Yet articles and books — even e-books — are still largely static and one-way. We read only what the author knows at the time of writing. Technology will change these from one-way, static content into the basis for conversation, bringing out more ideas and critical discussion, magnifying what we get out of them.
I’m looking forward to that day.
|Mechanism||Direction and Magnitude of Knowledge and Idea Sharing|
|✓||Spoken Language||One-to-many and many-to-many on a small scale, ephemeral|
|✓||Written Language||One-to-many on a small scale and across time|
|✓||Printing Press||One-to-many on a large scale (as well as across time)|

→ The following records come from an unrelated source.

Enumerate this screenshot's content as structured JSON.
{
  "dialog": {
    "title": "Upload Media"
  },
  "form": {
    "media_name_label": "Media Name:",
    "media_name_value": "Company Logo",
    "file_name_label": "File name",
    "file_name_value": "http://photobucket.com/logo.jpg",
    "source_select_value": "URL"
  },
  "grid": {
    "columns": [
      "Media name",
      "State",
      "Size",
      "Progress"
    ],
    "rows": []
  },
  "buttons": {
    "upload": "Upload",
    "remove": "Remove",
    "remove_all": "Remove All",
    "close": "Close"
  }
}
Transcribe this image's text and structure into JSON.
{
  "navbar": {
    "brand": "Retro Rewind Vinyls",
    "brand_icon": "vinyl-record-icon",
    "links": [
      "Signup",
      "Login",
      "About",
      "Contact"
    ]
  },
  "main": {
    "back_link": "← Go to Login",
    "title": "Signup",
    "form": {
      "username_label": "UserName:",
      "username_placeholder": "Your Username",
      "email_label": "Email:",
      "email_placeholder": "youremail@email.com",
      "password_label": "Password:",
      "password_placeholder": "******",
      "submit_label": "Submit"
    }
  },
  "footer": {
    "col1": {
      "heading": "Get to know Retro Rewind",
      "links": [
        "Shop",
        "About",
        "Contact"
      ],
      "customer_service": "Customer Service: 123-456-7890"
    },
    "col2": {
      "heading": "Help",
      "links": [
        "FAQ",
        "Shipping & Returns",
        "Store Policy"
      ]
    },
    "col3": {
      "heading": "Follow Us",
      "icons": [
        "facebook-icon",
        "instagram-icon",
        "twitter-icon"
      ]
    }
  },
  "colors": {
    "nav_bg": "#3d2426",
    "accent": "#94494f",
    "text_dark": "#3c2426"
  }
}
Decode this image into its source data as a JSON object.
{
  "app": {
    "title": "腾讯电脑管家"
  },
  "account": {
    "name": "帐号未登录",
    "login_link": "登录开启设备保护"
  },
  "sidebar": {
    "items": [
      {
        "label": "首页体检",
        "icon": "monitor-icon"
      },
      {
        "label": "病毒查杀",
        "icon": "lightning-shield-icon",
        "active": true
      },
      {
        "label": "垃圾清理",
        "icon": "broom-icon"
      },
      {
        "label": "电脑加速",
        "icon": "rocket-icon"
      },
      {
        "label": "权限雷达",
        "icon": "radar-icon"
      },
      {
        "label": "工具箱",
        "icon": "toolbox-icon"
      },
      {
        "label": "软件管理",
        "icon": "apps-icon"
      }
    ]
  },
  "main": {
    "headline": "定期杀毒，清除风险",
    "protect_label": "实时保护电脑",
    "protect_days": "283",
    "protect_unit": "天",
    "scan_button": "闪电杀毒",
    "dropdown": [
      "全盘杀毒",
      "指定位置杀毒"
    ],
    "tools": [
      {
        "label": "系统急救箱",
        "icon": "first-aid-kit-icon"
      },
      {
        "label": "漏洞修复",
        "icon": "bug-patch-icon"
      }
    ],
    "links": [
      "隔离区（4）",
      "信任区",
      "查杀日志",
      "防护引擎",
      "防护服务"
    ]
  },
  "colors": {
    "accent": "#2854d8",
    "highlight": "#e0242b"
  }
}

|✓||Web and e-books||Some-to-many on a large scale and more rapidly|
|⏭||Augmented & Collaborative Books and Articles||Books and articles as a seed for many-to-many, rapid conversations, magnifying what we get out of a book or article.|
I think we’re close, but not there yet
Here are a couple of examples and how they differ from what I’m looking forward to:
- Reddit: There are often good discussion and information about articles on Reddit, and Reddit can do a pretty good job at surfacing the good stuff. What could be better:
- Consolidation: There can be many Reddit posts about a single article, so the discussion and information are often fragmented.
- Integrated: The discussion and information are separate from the article (a browser extension like Reddit Wherever can bring it a bit closer to the article).
- Granular: Discussion and information are at the article level (not on particular passages of the article).
- Google Docs: Commenting on Google Docs is a pretty good example of the user experience I have in mind: highlighting a passage (granular) and adding a comment, and everyone who opens the doc can see them and participate (integrated). The real-time, unmoderated, unfiltered discussion of Google Docs wouldn’t work at scale (articles with more than a dozen people interacting with it). Perhaps a bit of a blend of Google Docs-like UX with Reddit-like moderation?
- Kindle Notes & Highlights: Also a pretty good example of the user experience, you can highlight a passage and add a comment (granular), and others can comment (here’s an example), but you can only view notes and highlights (and the discussions on those) by one person at a time, and only on Goodreads. It’s also only for books.